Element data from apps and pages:
===============
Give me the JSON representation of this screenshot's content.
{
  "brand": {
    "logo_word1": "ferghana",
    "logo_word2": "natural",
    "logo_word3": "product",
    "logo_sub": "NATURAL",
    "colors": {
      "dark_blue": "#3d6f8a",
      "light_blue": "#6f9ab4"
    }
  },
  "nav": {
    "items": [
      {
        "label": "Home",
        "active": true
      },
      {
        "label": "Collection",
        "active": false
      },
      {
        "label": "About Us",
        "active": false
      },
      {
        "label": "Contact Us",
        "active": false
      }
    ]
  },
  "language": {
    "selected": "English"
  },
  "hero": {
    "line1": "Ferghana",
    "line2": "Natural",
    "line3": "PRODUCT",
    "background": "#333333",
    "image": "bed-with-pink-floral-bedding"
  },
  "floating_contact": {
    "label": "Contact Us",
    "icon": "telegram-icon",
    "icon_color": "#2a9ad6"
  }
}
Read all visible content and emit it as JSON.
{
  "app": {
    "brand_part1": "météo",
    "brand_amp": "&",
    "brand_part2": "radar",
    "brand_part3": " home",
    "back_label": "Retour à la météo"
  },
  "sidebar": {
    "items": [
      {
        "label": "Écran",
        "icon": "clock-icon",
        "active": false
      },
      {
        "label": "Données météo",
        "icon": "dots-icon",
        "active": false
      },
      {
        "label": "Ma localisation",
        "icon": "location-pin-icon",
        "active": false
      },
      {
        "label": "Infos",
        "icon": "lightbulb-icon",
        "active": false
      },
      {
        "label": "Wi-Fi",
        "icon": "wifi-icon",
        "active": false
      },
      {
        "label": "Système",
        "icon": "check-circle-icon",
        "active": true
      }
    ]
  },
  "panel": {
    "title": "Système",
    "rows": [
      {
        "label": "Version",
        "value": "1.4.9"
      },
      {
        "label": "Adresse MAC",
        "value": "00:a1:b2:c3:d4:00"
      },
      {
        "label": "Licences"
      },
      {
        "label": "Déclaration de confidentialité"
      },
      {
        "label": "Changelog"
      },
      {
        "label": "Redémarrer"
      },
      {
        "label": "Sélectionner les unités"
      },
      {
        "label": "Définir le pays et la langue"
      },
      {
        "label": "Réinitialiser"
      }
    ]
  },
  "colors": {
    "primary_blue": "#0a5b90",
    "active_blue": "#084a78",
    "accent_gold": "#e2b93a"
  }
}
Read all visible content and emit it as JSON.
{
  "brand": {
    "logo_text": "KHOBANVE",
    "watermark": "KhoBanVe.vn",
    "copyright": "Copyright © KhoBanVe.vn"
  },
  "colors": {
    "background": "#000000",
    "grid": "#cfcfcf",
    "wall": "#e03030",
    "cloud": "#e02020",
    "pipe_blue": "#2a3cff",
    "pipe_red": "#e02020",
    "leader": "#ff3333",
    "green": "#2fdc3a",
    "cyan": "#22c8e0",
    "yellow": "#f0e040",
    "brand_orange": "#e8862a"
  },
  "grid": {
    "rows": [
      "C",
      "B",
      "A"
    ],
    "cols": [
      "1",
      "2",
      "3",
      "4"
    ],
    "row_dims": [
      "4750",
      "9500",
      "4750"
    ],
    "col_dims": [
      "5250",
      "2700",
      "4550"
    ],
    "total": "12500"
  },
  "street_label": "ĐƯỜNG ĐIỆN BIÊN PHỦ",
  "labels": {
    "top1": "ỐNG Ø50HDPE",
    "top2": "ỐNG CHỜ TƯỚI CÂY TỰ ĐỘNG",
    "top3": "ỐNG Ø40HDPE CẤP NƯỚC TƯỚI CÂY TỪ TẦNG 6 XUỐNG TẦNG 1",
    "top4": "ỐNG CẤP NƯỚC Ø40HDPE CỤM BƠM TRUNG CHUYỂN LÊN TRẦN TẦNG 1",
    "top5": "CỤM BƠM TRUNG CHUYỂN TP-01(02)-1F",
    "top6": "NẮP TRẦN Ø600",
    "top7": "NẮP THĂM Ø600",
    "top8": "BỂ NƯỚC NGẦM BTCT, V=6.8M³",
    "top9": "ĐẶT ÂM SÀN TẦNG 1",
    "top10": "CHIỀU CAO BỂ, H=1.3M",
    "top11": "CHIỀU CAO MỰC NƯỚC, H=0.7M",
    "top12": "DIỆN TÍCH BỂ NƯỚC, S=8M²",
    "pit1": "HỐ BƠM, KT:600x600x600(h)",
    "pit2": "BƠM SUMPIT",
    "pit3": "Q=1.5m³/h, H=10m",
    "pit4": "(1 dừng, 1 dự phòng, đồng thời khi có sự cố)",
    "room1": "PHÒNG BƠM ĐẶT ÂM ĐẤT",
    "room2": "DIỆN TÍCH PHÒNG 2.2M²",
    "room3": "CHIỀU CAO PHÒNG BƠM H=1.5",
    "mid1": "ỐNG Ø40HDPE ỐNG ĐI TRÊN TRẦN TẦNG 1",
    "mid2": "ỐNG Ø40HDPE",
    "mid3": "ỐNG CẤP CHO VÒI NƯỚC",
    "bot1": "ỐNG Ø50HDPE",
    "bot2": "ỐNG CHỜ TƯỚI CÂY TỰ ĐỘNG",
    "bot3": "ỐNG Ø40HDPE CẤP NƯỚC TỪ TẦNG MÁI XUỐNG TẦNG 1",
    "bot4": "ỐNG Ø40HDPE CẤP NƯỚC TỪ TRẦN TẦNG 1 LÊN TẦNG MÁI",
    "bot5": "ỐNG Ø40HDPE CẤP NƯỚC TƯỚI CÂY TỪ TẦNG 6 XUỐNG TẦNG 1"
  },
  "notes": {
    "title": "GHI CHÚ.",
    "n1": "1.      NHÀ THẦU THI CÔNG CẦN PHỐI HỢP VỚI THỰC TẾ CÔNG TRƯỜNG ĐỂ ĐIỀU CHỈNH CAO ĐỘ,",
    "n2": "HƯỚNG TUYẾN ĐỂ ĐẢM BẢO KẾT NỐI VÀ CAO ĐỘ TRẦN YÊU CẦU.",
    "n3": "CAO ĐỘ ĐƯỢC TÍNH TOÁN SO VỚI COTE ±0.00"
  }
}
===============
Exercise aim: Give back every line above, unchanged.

Task answer:
Give me the JSON representation of this screenshot's content.
{
  "brand": {
    "logo_word1": "ferghana",
    "logo_word2": "natural",
    "logo_word3": "product",
    "logo_sub": "NATURAL",
    "colors": {
      "dark_blue": "#3d6f8a",
      "light_blue": "#6f9ab4"
    }
  },
  "nav": {
    "items": [
      {
        "label": "Home",
        "active": true
      },
      {
        "label": "Collection",
        "active": false
      },
      {
        "label": "About Us",
        "active": false
      },
      {
        "label": "Contact Us",
        "active": false
      }
    ]
  },
  "language": {
    "selected": "English"
  },
  "hero": {
    "line1": "Ferghana",
    "line2": "Natural",
    "line3": "PRODUCT",
    "background": "#333333",
    "image": "bed-with-pink-floral-bedding"
  },
  "floating_contact": {
    "label": "Contact Us",
    "icon": "telegram-icon",
    "icon_color": "#2a9ad6"
  }
}
Read all visible content and emit it as JSON.
{
  "app": {
    "brand_part1": "météo",
    "brand_amp": "&",
    "brand_part2": "radar",
    "brand_part3": " home",
    "back_label": "Retour à la météo"
  },
  "sidebar": {
    "items": [
      {
        "label": "Écran",
        "icon": "clock-icon",
        "active": false
      },
      {
        "label": "Données météo",
        "icon": "dots-icon",
        "active": false
      },
      {
        "label": "Ma localisation",
        "icon": "location-pin-icon",
        "active": false
      },
      {
        "label": "Infos",
        "icon": "lightbulb-icon",
        "active": false
      },
      {
        "label": "Wi-Fi",
        "icon": "wifi-icon",
        "active": false
      },
      {
        "label": "Système",
        "icon": "check-circle-icon",
        "active": true
      }
    ]
  },
  "panel": {
    "title": "Système",
    "rows": [
      {
        "label": "Version",
        "value": "1.4.9"
      },
      {
        "label": "Adresse MAC",
        "value": "00:a1:b2:c3:d4:00"
      },
      {
        "label": "Licences"
      },
      {
        "label": "Déclaration de confidentialité"
      },
      {
        "label": "Changelog"
      },
      {
        "label": "Redémarrer"
      },
      {
        "label": "Sélectionner les unités"
      },
      {
        "label": "Définir le pays et la langue"
      },
      {
        "label": "Réinitialiser"
      }
    ]
  },
  "colors": {
    "primary_blue": "#0a5b90",
    "active_blue": "#084a78",
    "accent_gold": "#e2b93a"
  }
}
Read all visible content and emit it as JSON.
{
  "brand": {
    "logo_text": "KHOBANVE",
    "watermark": "KhoBanVe.vn",
    "copyright": "Copyright © KhoBanVe.vn"
  },
  "colors": {
    "background": "#000000",
    "grid": "#cfcfcf",
    "wall": "#e03030",
    "cloud": "#e02020",
    "pipe_blue": "#2a3cff",
    "pipe_red": "#e02020",
    "leader": "#ff3333",
    "green": "#2fdc3a",
    "cyan": "#22c8e0",
    "yellow": "#f0e040",
    "brand_orange": "#e8862a"
  },
  "grid": {
    "rows": [
      "C",
      "B",
      "A"
    ],
    "cols": [
      "1",
      "2",
      "3",
      "4"
    ],
    "row_dims": [
      "4750",
      "9500",
      "4750"
    ],
    "col_dims": [
      "5250",
      "2700",
      "4550"
    ],
    "total": "12500"
  },
  "street_label": "ĐƯỜNG ĐIỆN BIÊN PHỦ",
  "labels": {
    "top1": "ỐNG Ø50HDPE",
    "top2": "ỐNG CHỜ TƯỚI CÂY TỰ ĐỘNG",
    "top3": "ỐNG Ø40HDPE CẤP NƯỚC TƯỚI CÂY TỪ TẦNG 6 XUỐNG TẦNG 1",
    "top4": "ỐNG CẤP NƯỚC Ø40HDPE CỤM BƠM TRUNG CHUYỂN LÊN TRẦN TẦNG 1",
    "top5": "CỤM BƠM TRUNG CHUYỂN TP-01(02)-1F",
    "top6": "NẮP TRẦN Ø600",
    "top7": "NẮP THĂM Ø600",
    "top8": "BỂ NƯỚC NGẦM BTCT, V=6.8M³",
    "top9": "ĐẶT ÂM SÀN TẦNG 1",
    "top10": "CHIỀU CAO BỂ, H=1.3M",
    "top11": "CHIỀU CAO MỰC NƯỚC, H=0.7M",
    "top12": "DIỆN TÍCH BỂ NƯỚC, S=8M²",
    "pit1": "HỐ BƠM, KT:600x600x600(h)",
    "pit2": "BƠM SUMPIT",
    "pit3": "Q=1.5m³/h, H=10m",
    "pit4": "(1 dừng, 1 dự phòng, đồng thời khi có sự cố)",
    "room1": "PHÒNG BƠM ĐẶT ÂM ĐẤT",
    "room2": "DIỆN TÍCH PHÒNG 2.2M²",
    "room3": "CHIỀU CAO PHÒNG BƠM H=1.5",
    "mid1": "ỐNG Ø40HDPE ỐNG ĐI TRÊN TRẦN TẦNG 1",
    "mid2": "ỐNG Ø40HDPE",
    "mid3": "ỐNG CẤP CHO VÒI NƯỚC",
    "bot1": "ỐNG Ø50HDPE",
    "bot2": "ỐNG CHỜ TƯỚI CÂY TỰ ĐỘNG",
    "bot3": "ỐNG Ø40HDPE CẤP NƯỚC TỪ TẦNG MÁI XUỐNG TẦNG 1",
    "bot4": "ỐNG Ø40HDPE CẤP NƯỚC TỪ TRẦN TẦNG 1 LÊN TẦNG MÁI",
    "bot5": "ỐNG Ø40HDPE CẤP NƯỚC TƯỚI CÂY TỪ TẦNG 6 XUỐNG TẦNG 1"
  },
  "notes": {
    "title": "GHI CHÚ.",
    "n1": "1.      NHÀ THẦU THI CÔNG CẦN PHỐI HỢP VỚI THỰC TẾ CÔNG TRƯỜNG ĐỂ ĐIỀU CHỈNH CAO ĐỘ,",
    "n2": "HƯỚNG TUYẾN ĐỂ ĐẢM BẢO KẾT NỐI VÀ CAO ĐỘ TRẦN YÊU CẦU.",
    "n3": "CAO ĐỘ ĐƯỢC TÍNH TOÁN SO VỚI COTE ±0.00"
  }
}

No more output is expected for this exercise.